The move to the cloud coincided with a decrease in residential bot traffic, according to Distil. "The economics and success of using low-cost cloud data centers probably explains why there was a drop in the amount of traffic from residential ISPs, falling from 30.5% to 14.8% in 2017," the report said.

Related Content:

 Interop ITX 2018

Join Dark Reading LIVE for an intensive Security Pro Summit at Interop ITX and learn from the industry’s most knowledgeable IT security experts. Check out the agenda here.Register with Promo Code DR200 and save $200.

Kelly Jackson Higgins is Executive Editor at DarkReading.com.
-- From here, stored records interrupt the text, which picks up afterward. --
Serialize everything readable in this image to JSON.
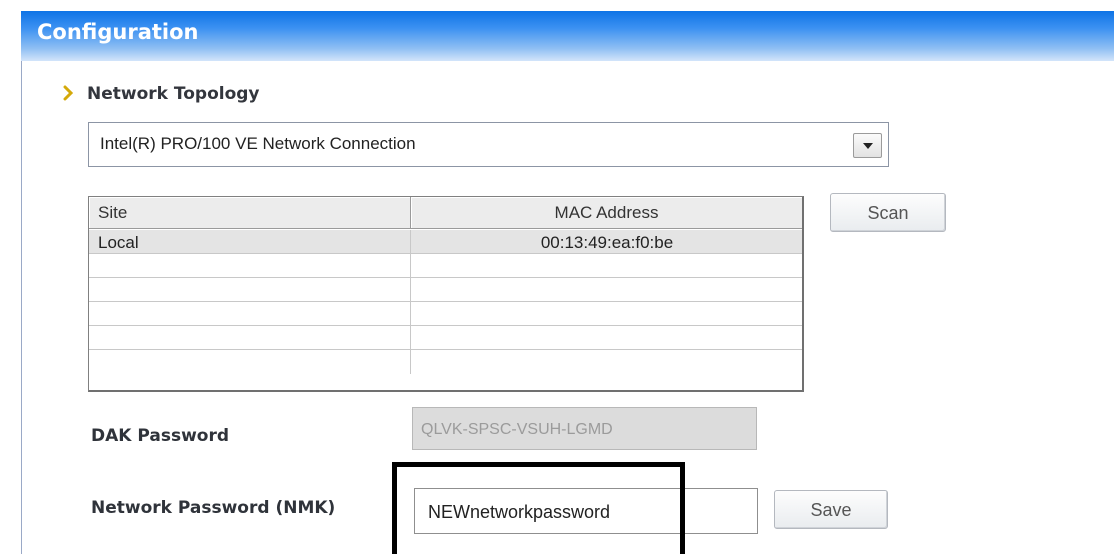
{
  "panel": {
    "title": "Configuration"
  },
  "network_topology": {
    "section_title": "Network Topology",
    "adapter_value": "Intel(R) PRO/100 VE Network Connection"
  },
  "site_table": {
    "columns": [
      "Site",
      "MAC Address"
    ],
    "rows": [
      {
        "site": "Local",
        "mac": "00:13:49:ea:f0:be"
      },
      {
        "site": "",
        "mac": ""
      },
      {
        "site": "",
        "mac": ""
      },
      {
        "site": "",
        "mac": ""
      },
      {
        "site": "",
        "mac": ""
      }
    ]
  },
  "buttons": {
    "scan_label": "Scan",
    "save_label": "Save"
  },
  "dak": {
    "label": "DAK Password",
    "value": "QLVK-SPSC-VSUH-LGMD"
  },
  "nmk": {
    "label": "Network Password (NMK)",
    "value": "NEWnetworkpassword"
  },
  "colors": {
    "title_bar": "#0e73e6",
    "arrow_accent": "#d4a90a",
    "highlight_border": "#000000"
  },
  "icons": {
    "section_arrow": "chevron-right-icon",
    "dropdown": "chevron-down-icon"
  }
}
She is an award-winning veteran technology and business journalist with more than two decades of experience in reporting and editing for various publications, including Network Computing, Secure Enterprise ... View Full Bio

Comment  | 
Print  | 
More Insights
Comments
Newest First  |  Oldest First  |  Threaded View
New Cold Boot Attack Gives Hackers the Keys to PCs, Macs
Kelly Sheridan, Staff Editor, Dark Reading,  9/13/2018
Yahoo Class-Action Suits Set for Settlement
Dark Reading Staff 9/17/2018
RDP Ports Prove Hot Commodities on the Dark Web
Kelly Sheridan, Staff Editor, Dark Reading,  9/17/2018
Register for Dark Reading Newsletters
White Papers
Video
Cartoon Contest
Write a Caption, Win a Starbucks Card! Click Here
Latest Comment: This comment is waiting for review by our moderators.
Current Issue
Flash Poll
How Data Breaches Affect the Enterprise
How Data Breaches Affect the Enterprise
This report, offers new data on the frequency of data breaches, the losses they cause, and the steps that organizations are taking to prevent them in the future. Read the report today!
Twitter Feed
Dark Reading - Bug Report
Bug Report
Enterprise Vulnerabilities
From DHS/US-CERT's National Vulnerability Database
CVE-2017-3912
PUBLISHED: 2018-09-18
Bypassing password security vulnerability in McAfee Application and Change Control (MACC) 7.0.1 and 6.2.0 allows authenticated users to perform arbitrary command execution via a command-line utility.
CVE-2018-6690
PUBLISHED: 2018-09-18
Accessing, modifying, or executing executable files vulnerability in Microsoft Windows client in McAfee Application and Change Control (MACC) 8.0.0 Hotfix 4 and earlier allows authenticated users to execute arbitrary code via file transfer from external system.
CVE-2018-6693
PUBLISHED: 2018-09-18
An unprivileged user can delete arbitrary files on a Linux system running ENSLTP 10.5.1, 10.5.0, and 10.2.3 Hotfix 1246778 and earlier. By exploiting a time of check to time of use (TOCTOU) race condition during a specific scanning sequence, the unprivileged user is able to perform a privilege escal...
CVE-2018-16515
PUBLISHED: 2018-09-18
Matrix Synapse before 0.33.3.1 allows remote attackers to spoof events and possibly have unspecified other impacts by leveraging improper transaction and event signature validation.
CVE-2018-16794
PUBLISHED: 2018-09-18
Microsoft ADFS 4.0 Windows Server 2016 and previous (Active Directory Federation Services) has an SSRF vulnerability via the txtBoxEmail parameter in /adfs/ls.